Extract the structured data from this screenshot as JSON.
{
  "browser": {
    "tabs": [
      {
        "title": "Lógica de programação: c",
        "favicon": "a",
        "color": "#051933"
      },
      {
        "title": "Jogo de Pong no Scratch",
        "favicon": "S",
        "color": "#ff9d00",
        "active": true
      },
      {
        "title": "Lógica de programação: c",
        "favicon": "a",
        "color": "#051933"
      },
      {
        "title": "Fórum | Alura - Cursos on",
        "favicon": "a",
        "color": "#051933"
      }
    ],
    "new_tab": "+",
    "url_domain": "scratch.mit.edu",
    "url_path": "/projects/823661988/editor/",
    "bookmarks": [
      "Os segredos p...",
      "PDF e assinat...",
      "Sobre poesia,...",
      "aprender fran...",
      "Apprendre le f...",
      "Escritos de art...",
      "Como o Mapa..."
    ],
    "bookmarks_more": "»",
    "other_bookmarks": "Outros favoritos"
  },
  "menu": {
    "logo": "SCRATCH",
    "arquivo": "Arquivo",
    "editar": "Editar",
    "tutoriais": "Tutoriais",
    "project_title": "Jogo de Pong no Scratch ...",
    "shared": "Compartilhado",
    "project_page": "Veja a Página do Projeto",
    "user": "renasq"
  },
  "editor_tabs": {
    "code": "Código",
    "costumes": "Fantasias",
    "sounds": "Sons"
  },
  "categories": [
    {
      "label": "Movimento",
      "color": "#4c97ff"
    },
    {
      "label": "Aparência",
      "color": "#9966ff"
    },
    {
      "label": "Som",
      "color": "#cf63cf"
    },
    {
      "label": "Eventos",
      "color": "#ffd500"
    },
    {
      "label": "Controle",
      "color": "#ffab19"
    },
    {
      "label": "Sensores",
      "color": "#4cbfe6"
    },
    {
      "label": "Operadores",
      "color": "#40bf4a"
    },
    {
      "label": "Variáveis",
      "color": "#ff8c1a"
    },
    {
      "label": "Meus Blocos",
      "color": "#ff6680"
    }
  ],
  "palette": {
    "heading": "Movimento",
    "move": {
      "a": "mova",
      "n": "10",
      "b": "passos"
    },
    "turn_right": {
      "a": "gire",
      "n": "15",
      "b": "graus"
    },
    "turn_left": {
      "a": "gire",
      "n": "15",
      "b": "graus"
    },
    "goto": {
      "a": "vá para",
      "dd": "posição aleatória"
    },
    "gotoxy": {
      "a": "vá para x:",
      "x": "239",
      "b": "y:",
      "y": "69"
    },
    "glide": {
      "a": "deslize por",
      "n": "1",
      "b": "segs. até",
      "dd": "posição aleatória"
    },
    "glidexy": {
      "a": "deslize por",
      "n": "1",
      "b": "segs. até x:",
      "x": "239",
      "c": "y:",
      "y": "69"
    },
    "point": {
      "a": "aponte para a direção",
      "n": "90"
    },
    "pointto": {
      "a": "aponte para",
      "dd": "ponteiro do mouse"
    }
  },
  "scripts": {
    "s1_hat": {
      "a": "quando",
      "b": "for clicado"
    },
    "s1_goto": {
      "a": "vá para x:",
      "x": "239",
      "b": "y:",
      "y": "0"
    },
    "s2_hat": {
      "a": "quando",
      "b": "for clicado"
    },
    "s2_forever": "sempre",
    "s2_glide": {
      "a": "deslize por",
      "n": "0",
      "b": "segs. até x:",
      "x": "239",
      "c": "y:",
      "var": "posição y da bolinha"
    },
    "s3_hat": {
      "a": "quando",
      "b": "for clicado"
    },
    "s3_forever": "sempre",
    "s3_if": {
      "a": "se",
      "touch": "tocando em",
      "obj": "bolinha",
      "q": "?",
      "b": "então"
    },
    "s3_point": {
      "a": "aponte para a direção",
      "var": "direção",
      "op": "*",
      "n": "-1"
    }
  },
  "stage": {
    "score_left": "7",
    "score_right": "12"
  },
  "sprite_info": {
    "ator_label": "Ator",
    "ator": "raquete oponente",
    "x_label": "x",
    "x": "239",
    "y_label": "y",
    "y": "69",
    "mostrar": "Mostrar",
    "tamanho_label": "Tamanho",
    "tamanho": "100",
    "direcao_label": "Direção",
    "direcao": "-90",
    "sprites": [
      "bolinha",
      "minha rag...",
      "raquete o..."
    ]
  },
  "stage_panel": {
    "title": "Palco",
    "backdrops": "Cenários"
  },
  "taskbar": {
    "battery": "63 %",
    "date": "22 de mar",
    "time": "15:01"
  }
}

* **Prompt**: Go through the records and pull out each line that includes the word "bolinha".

* **Exercise answer**:
      "var": "posição y da bolinha"
      "obj": "bolinha",
      "bolinha",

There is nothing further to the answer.